    It's a refurb. You can tell because of the refurb Q&A link in the sidebar, and can confirm by going to the refurb section of their store. That said, NEC replaces teh backlight of their refurbs, and since the backlight is the part most likely to fail you've got almost everything you'd get from a new monitor except the extended warranty. Reply
  • philosofa - Friday, January 14, 2011 - link

    to your opening paragraph Brian. The lack of progress is frustrating as hell, there are a mix of interesting techs, but they're all tied up within their own (1080p for the most part) worlds. At the end of the day this is a less 'spec driven' market due to the lack of opacity for most people of the technology involved, but the effects are sad and very transparent.

    I'm still stuck on a Samsung 2443 BW, I would love the colour improvement LED brings, and moreover I'd love as a gamer to have a 120Hz screen - but what I really dream of is a ~27", IPS, low input lag, 2560x1440, 120Hz LED backlit monitor. I'd be willing to pay for it, (or even perhaps a 2048x1152 ~24" variant) but all the dramatic improvements I see seem to be stuck in 1080p, and mutually exclusive of each other.

    Grr - as you say, this is in stark contrast to the CPU and GPU markets. 2443 it is then, for the time being.
    Reply
  • philosofa - Friday, January 14, 2011 - link

    Amed = Amen ;) A very hearty one at that lol. Damn G19 (OMG look my KB pixel density is higher than my monitor's!) Reply
  • Belard - Friday, January 14, 2011 - link

    I myself don't care much for all these 1080 monitors out there for todays 23~27" monitors. I have one of the last Samsung 24" 1920x1200 screen. I still don't care much for the EXTRA-WIDE screen we have today.

    When it goes... I too would love to have a 26~27" which 2560x1440, the text and everything should look crisp!
    Reply
  • DarkUltra - Sunday, January 23, 2011 - link

    Isn't it low-screen instead of extra wide? 24" 1920x1200 is just as wide as 23" 1920x1080. Ya text is really nice at high DPI, check out the latest smartphones next time you are out shopping electric appliances. Reply
  • erple2 - Friday, January 14, 2011 - link

    Do the LED screens really have "better" color reproduction?
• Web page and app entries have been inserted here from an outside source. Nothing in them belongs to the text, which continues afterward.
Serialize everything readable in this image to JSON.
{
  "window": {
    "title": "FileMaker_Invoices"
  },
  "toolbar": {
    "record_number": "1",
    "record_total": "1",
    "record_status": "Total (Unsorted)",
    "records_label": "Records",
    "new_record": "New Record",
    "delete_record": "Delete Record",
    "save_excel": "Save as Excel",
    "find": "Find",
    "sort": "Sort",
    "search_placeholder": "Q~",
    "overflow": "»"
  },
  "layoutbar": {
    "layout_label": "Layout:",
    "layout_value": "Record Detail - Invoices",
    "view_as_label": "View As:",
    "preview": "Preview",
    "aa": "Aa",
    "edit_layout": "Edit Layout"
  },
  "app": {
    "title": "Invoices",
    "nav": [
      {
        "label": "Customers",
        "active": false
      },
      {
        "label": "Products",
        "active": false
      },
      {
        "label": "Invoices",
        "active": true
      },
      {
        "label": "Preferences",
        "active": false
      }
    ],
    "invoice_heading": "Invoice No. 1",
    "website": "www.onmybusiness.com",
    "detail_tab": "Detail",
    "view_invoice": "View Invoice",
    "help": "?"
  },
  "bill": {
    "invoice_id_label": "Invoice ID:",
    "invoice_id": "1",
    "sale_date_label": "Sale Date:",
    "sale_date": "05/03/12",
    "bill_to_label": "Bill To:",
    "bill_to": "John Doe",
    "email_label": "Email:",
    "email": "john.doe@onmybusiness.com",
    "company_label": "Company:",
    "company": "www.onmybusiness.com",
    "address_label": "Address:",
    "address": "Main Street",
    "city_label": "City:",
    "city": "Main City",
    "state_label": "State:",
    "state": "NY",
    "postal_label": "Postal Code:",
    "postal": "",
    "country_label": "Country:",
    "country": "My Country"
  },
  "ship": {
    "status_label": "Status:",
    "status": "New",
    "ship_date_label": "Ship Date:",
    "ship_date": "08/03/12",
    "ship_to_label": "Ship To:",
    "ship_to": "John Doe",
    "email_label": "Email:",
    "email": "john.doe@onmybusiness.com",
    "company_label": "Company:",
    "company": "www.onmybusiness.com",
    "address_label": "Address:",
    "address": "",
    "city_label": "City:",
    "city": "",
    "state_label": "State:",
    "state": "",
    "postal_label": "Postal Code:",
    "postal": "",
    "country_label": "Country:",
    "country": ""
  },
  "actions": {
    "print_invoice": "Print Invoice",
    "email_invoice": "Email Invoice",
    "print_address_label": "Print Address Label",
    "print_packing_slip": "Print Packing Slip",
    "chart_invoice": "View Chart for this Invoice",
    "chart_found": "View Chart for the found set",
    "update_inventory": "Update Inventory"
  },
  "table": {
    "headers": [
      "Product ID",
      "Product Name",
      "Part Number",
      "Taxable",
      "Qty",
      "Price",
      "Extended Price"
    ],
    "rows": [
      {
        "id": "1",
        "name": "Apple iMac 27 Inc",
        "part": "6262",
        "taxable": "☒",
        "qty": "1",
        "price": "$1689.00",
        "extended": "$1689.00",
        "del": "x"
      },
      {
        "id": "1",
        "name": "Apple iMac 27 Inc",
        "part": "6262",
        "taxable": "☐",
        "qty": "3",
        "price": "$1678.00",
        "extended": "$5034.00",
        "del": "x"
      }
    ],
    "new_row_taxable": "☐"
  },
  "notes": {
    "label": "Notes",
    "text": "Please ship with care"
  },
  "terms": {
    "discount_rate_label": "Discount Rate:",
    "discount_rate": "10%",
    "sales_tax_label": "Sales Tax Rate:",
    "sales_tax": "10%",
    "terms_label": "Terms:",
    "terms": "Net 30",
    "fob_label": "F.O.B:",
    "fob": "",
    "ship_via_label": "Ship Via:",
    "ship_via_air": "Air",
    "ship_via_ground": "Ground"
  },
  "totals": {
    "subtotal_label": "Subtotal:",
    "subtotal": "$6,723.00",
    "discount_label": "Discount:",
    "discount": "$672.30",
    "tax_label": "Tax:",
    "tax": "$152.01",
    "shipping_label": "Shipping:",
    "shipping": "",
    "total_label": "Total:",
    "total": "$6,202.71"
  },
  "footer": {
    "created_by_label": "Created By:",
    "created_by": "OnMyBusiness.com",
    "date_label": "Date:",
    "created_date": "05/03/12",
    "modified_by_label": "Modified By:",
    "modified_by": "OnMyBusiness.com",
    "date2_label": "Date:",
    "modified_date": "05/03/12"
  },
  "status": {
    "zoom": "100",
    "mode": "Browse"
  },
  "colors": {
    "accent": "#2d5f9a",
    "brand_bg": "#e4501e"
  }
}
I thought that was only true with the ultra-expensive multicolored LEDs, like the Eizo $3000+ dollar monitors, or the "HP Dreamcolor 2480" type displays? Reply
  • Pylon757 - Saturday, January 15, 2011 - link

    Unless it's RGBLED, I heard it's worse than CCFL at times because white LEDs are missing some parts of the spectrum. Reply

Log in

Don't have an account? Sign up now